▶ _Work to complete_: Every entry must be copied word for word.

═════ Exercise inputs ═════

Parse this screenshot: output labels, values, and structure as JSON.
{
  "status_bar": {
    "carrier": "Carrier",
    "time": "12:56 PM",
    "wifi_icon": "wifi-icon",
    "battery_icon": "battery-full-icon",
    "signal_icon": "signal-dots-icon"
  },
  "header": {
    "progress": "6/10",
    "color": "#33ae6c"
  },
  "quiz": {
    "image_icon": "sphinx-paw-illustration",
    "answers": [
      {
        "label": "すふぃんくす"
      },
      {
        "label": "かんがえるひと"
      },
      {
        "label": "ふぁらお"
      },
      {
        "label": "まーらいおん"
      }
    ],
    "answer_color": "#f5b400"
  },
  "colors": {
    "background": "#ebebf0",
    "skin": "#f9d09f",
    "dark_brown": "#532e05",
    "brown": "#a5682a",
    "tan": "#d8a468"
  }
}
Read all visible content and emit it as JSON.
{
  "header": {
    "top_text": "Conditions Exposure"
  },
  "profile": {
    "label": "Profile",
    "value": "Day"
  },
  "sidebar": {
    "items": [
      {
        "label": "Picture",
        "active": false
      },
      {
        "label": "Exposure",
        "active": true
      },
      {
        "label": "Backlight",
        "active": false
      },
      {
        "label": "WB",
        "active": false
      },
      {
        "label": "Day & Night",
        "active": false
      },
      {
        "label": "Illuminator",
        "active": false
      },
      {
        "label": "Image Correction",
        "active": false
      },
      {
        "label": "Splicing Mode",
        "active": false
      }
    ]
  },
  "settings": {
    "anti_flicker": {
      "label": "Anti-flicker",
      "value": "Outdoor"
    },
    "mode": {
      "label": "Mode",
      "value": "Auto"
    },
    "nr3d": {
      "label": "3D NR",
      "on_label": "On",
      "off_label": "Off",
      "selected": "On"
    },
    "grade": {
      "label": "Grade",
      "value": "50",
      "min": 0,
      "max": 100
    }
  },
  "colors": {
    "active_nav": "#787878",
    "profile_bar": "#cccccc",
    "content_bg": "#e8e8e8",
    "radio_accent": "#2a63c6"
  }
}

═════

▶ _Answer area_:
Parse this screenshot: output labels, values, and structure as JSON.
{
  "status_bar": {
    "carrier": "Carrier",
    "time": "12:56 PM",
    "wifi_icon": "wifi-icon",
    "battery_icon": "battery-full-icon",
    "signal_icon": "signal-dots-icon"
  },
  "header": {
    "progress": "6/10",
    "color": "#33ae6c"
  },
  "quiz": {
    "image_icon": "sphinx-paw-illustration",
    "answers": [
      {
        "label": "すふぃんくす"
      },
      {
        "label": "かんがえるひと"
      },
      {
        "label": "ふぁらお"
      },
      {
        "label": "まーらいおん"
      }
    ],
    "answer_color": "#f5b400"
  },
  "colors": {
    "background": "#ebebf0",
    "skin": "#f9d09f",
    "dark_brown": "#532e05",
    "brown": "#a5682a",
    "tan": "#d8a468"
  }
}
Read all visible content and emit it as JSON.
{
  "header": {
    "top_text": "Conditions Exposure"
  },
  "profile": {
    "label": "Profile",
    "value": "Day"
  },
  "sidebar": {
    "items": [
      {
        "label": "Picture",
        "active": false
      },
      {
        "label": "Exposure",
        "active": true
      },
      {
        "label": "Backlight",
        "active": false
      },
      {
        "label": "WB",
        "active": false
      },
      {
        "label": "Day & Night",
        "active": false
      },
      {
        "label": "Illuminator",
        "active": false
      },
      {
        "label": "Image Correction",
        "active": false
      },
      {
        "label": "Splicing Mode",
        "active": false
      }
    ]
  },
  "settings": {
    "anti_flicker": {
      "label": "Anti-flicker",
      "value": "Outdoor"
    },
    "mode": {
      "label": "Mode",
      "value": "Auto"
    },
    "nr3d": {
      "label": "3D NR",
      "on_label": "On",
      "off_label": "Off",
      "selected": "On"
    },
    "grade": {
      "label": "Grade",
      "value": "50",
      "min": 0,
      "max": 100
    }
  },
  "colors": {
    "active_nav": "#787878",
    "profile_bar": "#cccccc",
    "content_bg": "#e8e8e8",
    "radio_accent": "#2a63c6"
  }
}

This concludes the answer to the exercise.